Academic Exchanges in a Time of Conflictual Geopolitics

In my September President’s Column I wrote about the impact of geopolitics on international scholarly exchanges and on conditions of higher education, particularly in the humanities and social sciences. Indeed, from the perspective of AAS this problem has intensified. I am referring of course to the protests and shutdown of universities in Hong Kong, where AAS was planning to hold AAS-in-Asia in June 2020. By early November it was becoming evident that the prospect of holding the conference there at that time was dubious. As Maura Elizabeth Cunningham has outlined in her analysis of the membership and conference participant survey that AAS undertook about the Hong Kong event, the overwhelming majority of the respondents did want to continue to hold the event either later in Hong Kong or in another venue, most likely in Japan. 72% declared their intent to attend elsewhere in the summer of 2020 (including Japan), whereas 20% were not sure. About 55% intended to attend Hong Kong in December 2020, while 35% were not sure. It appears that those who had already submitted their proposals were keen on holding it around the same time as originally scheduled in June. Accordingly, we are in the process of exploring a new venue in Japan and expect to provide a more definitive update in early January.

Transferring the location at this late stage will, of course, put considerable pressure on the AAS Secretariat, since there will only be about three months between the Annual Conference in Boston and one in East Asia, so we are particularly thankful for their cooperation. We are also grateful to our Senior Advisor for Development and Strategic Initiatives, Krisna Uk, for exploring the possibilities of an alternative venue. Needless to say, we are particularly appreciative of our colleagues at Chinese University of Hong Kong (CUHK), who have already put so much work in organizing AAS-in-Asia in Hong Kong; we will continue to work together towards holding the conference in Hong Kong in the future.

To return to the theme of the difficulties and impediments to academic exchange in today’s world, we may note that, in many parts of Asia as well as in the West, it is the youth in educational institutions, including high schools and universities, that are leading the struggle to open up or resist the closing of democratic participation by authoritarian leaders backed by nationalist supporters. Such is the case not only in Hong Kong but also in India with regard to the Citizenship Amendment Bill. It is thus not surprising that, as teachers and educators, AAS members have also expressed their solidarity with these democratizing forces, though they may be relatively weak politically.

As I suggested in my previous blog, the strengthening of participatory and inclusive forces in a period of intensifying nationalism lies as much in their global connectivity as in any other factor. In this context, I am pleased to mention that AAS has also initiated an agreement with the Latin American Association for the Study of Asia and Africa, Asociación Latinoamericana de Estudios de Asia y África (ALADAA) to conduct exchanges with their members at the annual conference or at AAS-in-Asia. Past President Anne Feldhaus and I attended a rare event when the Western Conference of the Association for Asian Studies (WCAAS), a regional conference of the AAS, was held in Mexico City last October.
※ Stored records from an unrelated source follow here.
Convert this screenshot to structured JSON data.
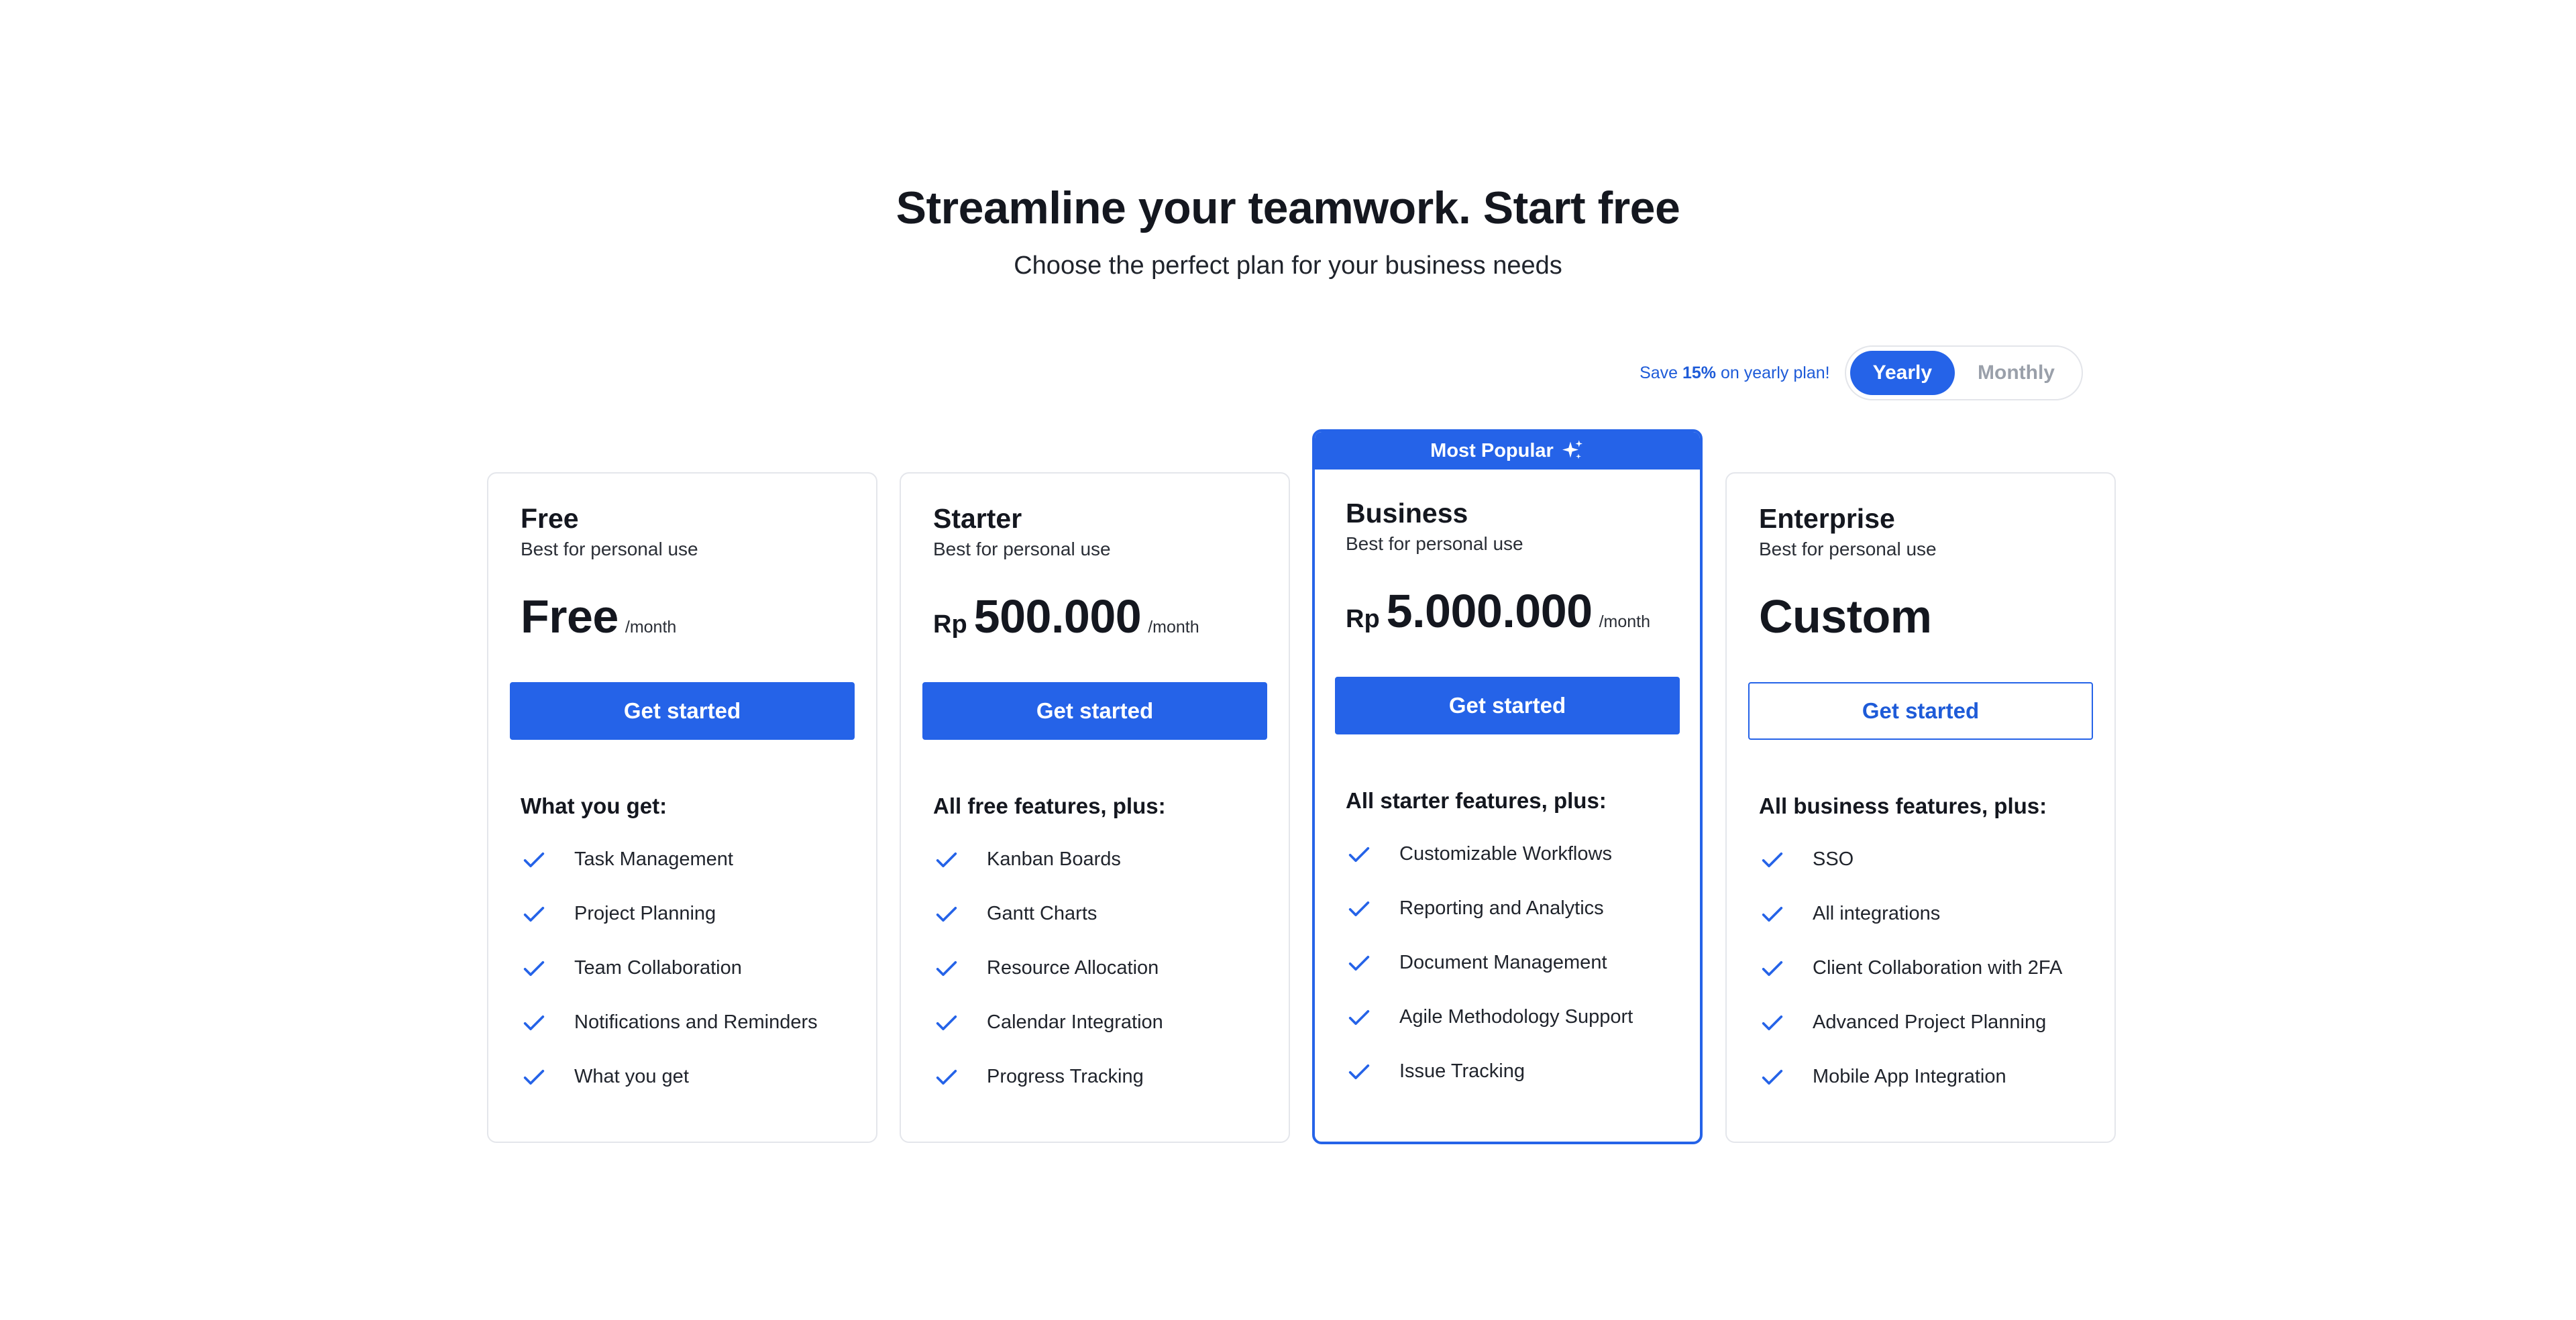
{
  "header": {
    "title": "Streamline your teamwork. Start free",
    "subtitle": "Choose the perfect plan for your business needs"
  },
  "billing": {
    "save_prefix": "Save ",
    "save_percent": "15%",
    "save_suffix": " on yearly plan!",
    "options": [
      "Yearly",
      "Monthly"
    ],
    "selected": "Yearly"
  },
  "colors": {
    "accent": "#2563e8",
    "border": "#e4e6eb",
    "text": "#14171f"
  },
  "plans": [
    {
      "name": "Free",
      "tagline": "Best for personal use",
      "currency": "",
      "price": "Free",
      "period": "/month",
      "cta": "Get started",
      "cta_style": "filled",
      "features_heading": "What you get:",
      "features": [
        "Task Management",
        "Project Planning",
        "Team Collaboration",
        "Notifications and Reminders",
        "What you get"
      ]
    },
    {
      "name": "Starter",
      "tagline": "Best for personal use",
      "currency": "Rp",
      "price": "500.000",
      "period": "/month",
      "cta": "Get started",
      "cta_style": "filled",
      "features_heading": "All free features, plus:",
      "features": [
        "Kanban Boards",
        "Gantt Charts",
        "Resource Allocation",
        "Calendar Integration",
        "Progress Tracking"
      ]
    },
    {
      "name": "Business",
      "badge": "Most Popular",
      "badge_icon": "sparkles-icon",
      "tagline": "Best for personal use",
      "currency": "Rp",
      "price": "5.000.000",
      "period": "/month",
      "cta": "Get started",
      "cta_style": "filled",
      "features_heading": "All starter features, plus:",
      "features": [
        "Customizable Workflows",
        "Reporting and Analytics",
        "Document Management",
        "Agile Methodology Support",
        "Issue Tracking"
      ]
    },
    {
      "name": "Enterprise",
      "tagline": "Best for personal use",
      "currency": "",
      "price": "Custom",
      "period": "",
      "cta": "Get started",
      "cta_style": "outline",
      "features_heading": "All business features, plus:",
      "features": [
        "SSO",
        "All integrations",
        "Client Collaboration with 2FA",
        "Advanced Project Planning",
        "Mobile App Integration"
      ]
    }
  ]
}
The two of us observed the significant interest in Asian Studies not only among Mexican scholars but those from across Latin America and the Caribbean. Our conversations with these scholars led to this initiative. ALADAA is a rapidly growing association, and research about Asia and Asian presence in Latin America is also developing fast. In recent years, relations between Latin American and Asian countries, expressed through formations such as the BRICS and China’s Belt and Road Initiative, have accelerated unprecedentedly. There is also considerable interest in the study of the Asian diaspora in Latin America, a theme which matches Vice President Christine Yano’s initiative to explore and develop a stronger relationship between AAS and Asian American Studies, resulting in a newly configured “Global Asias.”

We urge our members to explore the exciting new avenues that our relationship with ALADAA will open. Such new international linkages provide exciting possibilities for strengthening academic exchanges and collaboration, despite the continuing challenges posed by conflictual geopolitics.